WILEY FORD, W.Va. — The Potomac Highlands Airport Authority agreed on Thursday to host an informational session this summer to bring everyone up to speed on the Greater Cumberland Regional Airport and to discuss its master plan and future direction for the facility.
The meeting will include as many key players as possible, including delegates and secretaries of economic development for both West Virginia and Maryland, officials said.
“It’s not a forum for input from the community. It’s education to get everyone on the same page so we can then turn around and ask for state funding or federal funding or anything else we are looking for,” said Stu Czapski, executive director of the Allegany County Chamber of Commerce.
Airport Manager Ryan Shaffer has been reviewing the master plan and airport layout plan to determine what can be done to make the facility more successful.
“The majority of the master plan are some of the things we have in place now, but basically entails what we have on site, what we own and what they anticipate us moving into in the future,” said Shaffer.
The plan shows that in 2012 the airport should have been operating on $50,000 a year and it’s about $13,500 currently, according to Shaffer. In 1991, when the plan was created, Cumberland was booming, he said.
Tha airport isn’t bound by the master plan but is bound by the layout plan because that is what the Federal Aviation Administration uses when administering funds, Shaffer said.
The board also agreed to form a working group comprised of several authority members as well as Shaffer and Max White. That group will work in conjunction with Mona Ridder, executive director of the Mineral County Development Authority, Czapski and Steve Spahr, chief of staff and vice president for economic development at Frostburg State University, to further the economic development at the airport.
FSU President Jonathan Gibralter is interested in a ground flight school at the airport and has been exploring the possibility for a couple of years, according to Spahr.
“Recent conversations with the board and with the chair have led us to believe the time might be right time to start,” said Spahr. “We are looking at grant opportunities. We are looking at the possibility of developing a program which would be a bachelor’s for aero engineering for a commercial pilot’s license. It’s very preliminary. We expect to work hand in hand and make some progress in the near future.”
It would take at least three years for someone to create the program for the ground flight school, according to Spahr.

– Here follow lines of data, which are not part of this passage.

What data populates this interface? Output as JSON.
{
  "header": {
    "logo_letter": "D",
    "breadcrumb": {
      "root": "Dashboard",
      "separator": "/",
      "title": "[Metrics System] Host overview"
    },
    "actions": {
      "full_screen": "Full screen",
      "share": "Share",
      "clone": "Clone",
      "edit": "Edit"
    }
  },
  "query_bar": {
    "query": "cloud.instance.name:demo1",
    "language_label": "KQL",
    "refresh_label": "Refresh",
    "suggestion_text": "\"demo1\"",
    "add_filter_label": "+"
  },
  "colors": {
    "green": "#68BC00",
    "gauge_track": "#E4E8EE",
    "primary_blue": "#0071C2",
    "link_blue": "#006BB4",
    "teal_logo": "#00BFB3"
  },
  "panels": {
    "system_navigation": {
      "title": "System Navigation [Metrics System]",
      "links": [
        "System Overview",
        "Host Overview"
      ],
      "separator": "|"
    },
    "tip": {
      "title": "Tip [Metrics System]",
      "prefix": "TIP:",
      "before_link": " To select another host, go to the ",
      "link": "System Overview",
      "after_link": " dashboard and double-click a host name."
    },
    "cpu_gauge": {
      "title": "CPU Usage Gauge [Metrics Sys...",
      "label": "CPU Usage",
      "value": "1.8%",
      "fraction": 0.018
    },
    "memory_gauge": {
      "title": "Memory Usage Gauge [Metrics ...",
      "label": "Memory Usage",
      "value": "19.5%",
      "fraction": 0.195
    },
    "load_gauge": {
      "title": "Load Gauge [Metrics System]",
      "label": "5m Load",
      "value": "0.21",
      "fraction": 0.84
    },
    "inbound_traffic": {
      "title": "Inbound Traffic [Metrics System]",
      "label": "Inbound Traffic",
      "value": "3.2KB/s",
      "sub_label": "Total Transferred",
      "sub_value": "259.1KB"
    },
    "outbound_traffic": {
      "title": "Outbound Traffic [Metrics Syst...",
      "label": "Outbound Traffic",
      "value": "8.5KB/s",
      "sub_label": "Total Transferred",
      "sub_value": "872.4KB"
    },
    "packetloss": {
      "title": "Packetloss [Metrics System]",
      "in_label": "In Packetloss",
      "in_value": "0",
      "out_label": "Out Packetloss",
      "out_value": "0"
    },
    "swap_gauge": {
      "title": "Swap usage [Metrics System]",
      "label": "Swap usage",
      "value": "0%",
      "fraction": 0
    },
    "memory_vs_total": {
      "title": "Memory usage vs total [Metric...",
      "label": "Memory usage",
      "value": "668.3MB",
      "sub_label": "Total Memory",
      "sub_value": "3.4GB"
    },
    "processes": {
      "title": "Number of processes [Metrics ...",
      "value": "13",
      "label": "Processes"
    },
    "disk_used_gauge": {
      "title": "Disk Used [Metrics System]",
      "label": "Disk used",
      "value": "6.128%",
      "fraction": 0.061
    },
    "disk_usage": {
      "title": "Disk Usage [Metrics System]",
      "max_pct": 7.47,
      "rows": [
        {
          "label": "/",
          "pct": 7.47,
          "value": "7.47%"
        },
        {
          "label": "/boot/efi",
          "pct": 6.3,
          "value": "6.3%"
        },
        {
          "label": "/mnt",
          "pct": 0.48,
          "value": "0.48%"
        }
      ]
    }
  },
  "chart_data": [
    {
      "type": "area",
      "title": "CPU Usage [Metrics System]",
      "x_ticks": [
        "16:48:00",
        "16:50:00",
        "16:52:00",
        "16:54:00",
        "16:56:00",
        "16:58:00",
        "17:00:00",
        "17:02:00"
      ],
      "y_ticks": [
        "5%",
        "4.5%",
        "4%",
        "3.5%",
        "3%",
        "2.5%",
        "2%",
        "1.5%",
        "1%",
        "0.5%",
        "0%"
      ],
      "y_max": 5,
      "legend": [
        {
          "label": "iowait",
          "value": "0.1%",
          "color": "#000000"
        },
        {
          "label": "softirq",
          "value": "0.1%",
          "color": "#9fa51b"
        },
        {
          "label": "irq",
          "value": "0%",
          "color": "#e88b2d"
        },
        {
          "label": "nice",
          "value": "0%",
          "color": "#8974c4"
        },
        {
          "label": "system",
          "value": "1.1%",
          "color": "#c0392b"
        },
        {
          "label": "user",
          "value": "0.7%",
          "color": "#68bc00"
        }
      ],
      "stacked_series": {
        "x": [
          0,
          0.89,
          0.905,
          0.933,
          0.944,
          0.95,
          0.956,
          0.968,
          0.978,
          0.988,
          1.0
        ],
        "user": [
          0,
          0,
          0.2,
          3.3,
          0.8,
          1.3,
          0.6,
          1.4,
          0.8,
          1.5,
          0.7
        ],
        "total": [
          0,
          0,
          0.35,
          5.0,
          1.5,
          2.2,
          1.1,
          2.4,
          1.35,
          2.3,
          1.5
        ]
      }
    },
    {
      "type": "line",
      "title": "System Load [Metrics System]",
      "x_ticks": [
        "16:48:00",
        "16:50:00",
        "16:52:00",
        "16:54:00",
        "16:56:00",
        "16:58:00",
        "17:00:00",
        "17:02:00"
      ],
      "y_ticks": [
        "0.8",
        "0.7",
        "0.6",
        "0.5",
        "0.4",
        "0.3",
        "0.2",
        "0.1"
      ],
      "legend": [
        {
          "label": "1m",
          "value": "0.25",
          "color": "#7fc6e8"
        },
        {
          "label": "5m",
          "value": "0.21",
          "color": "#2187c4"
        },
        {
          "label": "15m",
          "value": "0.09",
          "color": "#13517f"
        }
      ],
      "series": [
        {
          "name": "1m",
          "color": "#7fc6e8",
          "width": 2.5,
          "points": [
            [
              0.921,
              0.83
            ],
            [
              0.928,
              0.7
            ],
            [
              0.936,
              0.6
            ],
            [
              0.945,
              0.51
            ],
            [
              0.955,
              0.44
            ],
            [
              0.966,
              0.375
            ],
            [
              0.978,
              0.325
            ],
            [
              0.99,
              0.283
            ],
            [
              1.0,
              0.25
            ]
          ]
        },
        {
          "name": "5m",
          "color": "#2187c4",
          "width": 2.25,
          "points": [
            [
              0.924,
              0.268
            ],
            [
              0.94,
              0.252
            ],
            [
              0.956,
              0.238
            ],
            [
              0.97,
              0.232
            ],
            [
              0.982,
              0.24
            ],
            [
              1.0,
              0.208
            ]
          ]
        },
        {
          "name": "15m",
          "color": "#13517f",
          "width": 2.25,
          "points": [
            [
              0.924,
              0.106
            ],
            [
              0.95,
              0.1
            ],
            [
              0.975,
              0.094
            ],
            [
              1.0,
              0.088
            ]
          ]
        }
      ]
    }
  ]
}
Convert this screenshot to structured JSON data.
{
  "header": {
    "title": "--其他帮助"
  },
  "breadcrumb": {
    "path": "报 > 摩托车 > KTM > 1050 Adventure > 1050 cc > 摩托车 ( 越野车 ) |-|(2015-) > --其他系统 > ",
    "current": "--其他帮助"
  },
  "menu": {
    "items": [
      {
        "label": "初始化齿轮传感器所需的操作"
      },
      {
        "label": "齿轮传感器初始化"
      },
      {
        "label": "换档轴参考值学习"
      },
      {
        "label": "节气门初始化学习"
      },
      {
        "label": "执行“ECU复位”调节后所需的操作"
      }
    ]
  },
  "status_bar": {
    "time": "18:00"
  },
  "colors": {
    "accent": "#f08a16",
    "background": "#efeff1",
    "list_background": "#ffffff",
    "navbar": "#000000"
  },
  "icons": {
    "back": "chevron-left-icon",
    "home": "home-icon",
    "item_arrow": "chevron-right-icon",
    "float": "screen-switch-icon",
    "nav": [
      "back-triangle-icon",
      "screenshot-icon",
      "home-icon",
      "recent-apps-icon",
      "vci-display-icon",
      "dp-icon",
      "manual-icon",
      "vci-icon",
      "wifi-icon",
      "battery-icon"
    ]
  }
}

The idea of a ground flight school was brought to the board’s attention in 2006 and members voted it down, according to Creade Brodie Jr. authority chairman.
“As soon as we took over we jumped right back into this with Steve (Spahr) and Mr. Gibralter and they are all for this,” said Brodie.
During the meeting, Ridder showed the board a plan for a proposed airport industrial park and stressed the importance of freight service. The park would likely have manufactured goods transported to the airport for distribution.
Ridder discussed the possibility of an inland port on 300 acres of CSX property in Carpendale that would be necessary if the airport decided to utilize freight.
“If you have freight flying in you need to put it on a truck to go somewhere. If you have the inland port it can go by rail, it can go by truck,” said Ridder. “It will help you, it will help the entire region.”
Ridder has been in contact with the West Virginia Public Port Authority, they are very interested in the project and will be visiting in the next couple of weeks.
“It’s an idea in its infancy,” said Ridder. “I want to see economic growth of wealth in Mineral County.”
Also during the meeting, Shaffer indicated that retired Northwest Airlines Capt. Steve Van Kirk and his brother Malcolm Van Kirk are still interest in creating an aviation heritage museum in Kelly-Springfield Tire Co. hangar, but they are currently experiencing financial difficulties.
Contact Elaine Blaisdell at firstname.lastname@example.org.